**INFORMATION SUPPLIED**
• • • • •
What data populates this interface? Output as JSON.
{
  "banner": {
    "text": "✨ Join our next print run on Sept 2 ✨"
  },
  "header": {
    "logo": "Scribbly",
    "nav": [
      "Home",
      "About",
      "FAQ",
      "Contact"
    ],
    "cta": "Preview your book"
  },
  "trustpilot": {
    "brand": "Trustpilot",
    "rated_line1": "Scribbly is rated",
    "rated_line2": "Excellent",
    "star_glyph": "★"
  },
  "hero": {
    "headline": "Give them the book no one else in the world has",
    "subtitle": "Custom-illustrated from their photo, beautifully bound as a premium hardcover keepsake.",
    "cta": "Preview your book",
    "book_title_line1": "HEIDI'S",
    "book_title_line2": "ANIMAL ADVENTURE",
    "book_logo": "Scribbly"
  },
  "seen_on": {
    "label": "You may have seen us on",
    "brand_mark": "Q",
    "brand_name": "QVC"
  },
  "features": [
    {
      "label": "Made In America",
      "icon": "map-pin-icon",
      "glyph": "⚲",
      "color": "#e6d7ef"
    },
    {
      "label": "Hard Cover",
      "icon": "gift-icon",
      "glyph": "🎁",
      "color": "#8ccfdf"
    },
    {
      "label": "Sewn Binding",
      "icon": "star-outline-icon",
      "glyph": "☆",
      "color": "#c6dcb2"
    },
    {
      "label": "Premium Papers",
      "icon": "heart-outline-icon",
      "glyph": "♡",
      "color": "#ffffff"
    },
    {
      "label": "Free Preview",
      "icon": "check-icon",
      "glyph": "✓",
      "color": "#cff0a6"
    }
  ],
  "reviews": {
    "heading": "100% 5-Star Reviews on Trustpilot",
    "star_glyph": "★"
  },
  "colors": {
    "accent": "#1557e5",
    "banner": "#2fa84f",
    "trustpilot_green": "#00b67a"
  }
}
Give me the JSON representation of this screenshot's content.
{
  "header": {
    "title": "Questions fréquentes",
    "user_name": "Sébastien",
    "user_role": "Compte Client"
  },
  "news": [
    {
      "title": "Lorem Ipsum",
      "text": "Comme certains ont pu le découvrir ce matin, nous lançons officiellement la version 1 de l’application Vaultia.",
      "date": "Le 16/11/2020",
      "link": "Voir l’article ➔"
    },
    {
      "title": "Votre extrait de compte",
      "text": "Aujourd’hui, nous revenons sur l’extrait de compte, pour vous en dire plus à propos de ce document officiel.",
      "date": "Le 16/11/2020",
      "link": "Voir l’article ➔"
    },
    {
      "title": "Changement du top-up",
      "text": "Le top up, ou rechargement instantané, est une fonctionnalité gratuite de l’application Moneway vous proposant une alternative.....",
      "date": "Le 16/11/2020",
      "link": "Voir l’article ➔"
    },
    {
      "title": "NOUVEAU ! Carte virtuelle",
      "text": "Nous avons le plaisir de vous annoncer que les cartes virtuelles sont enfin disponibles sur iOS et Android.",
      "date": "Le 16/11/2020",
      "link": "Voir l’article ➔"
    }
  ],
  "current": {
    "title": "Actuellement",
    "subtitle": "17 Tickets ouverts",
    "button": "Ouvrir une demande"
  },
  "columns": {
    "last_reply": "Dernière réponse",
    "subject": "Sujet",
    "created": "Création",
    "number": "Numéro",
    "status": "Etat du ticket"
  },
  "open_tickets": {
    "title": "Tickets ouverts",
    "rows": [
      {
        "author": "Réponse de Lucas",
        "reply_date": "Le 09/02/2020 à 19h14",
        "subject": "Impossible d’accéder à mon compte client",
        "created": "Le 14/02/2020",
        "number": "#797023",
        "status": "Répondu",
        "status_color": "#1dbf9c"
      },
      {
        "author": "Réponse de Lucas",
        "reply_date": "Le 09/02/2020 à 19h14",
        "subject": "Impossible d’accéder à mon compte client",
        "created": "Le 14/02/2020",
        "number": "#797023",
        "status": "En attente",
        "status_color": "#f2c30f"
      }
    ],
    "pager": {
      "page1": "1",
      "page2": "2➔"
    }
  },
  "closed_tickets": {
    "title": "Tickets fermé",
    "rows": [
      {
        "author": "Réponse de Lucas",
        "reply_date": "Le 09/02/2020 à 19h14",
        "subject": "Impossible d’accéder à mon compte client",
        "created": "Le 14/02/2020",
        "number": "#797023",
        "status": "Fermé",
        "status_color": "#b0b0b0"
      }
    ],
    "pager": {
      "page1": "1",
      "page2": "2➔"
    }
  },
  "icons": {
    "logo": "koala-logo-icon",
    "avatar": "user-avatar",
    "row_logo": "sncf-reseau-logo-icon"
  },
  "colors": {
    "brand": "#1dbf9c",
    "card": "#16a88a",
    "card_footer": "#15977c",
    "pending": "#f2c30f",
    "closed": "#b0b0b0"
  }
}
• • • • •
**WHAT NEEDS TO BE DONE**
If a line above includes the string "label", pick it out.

**SOLUTION FOR THIS EXERCISE**
    "label": "You may have seen us on",
      "label": "Made In America",
      "label": "Hard Cover",
      "label": "Sewn Binding",
      "label": "Premium Papers",
      "label": "Free Preview",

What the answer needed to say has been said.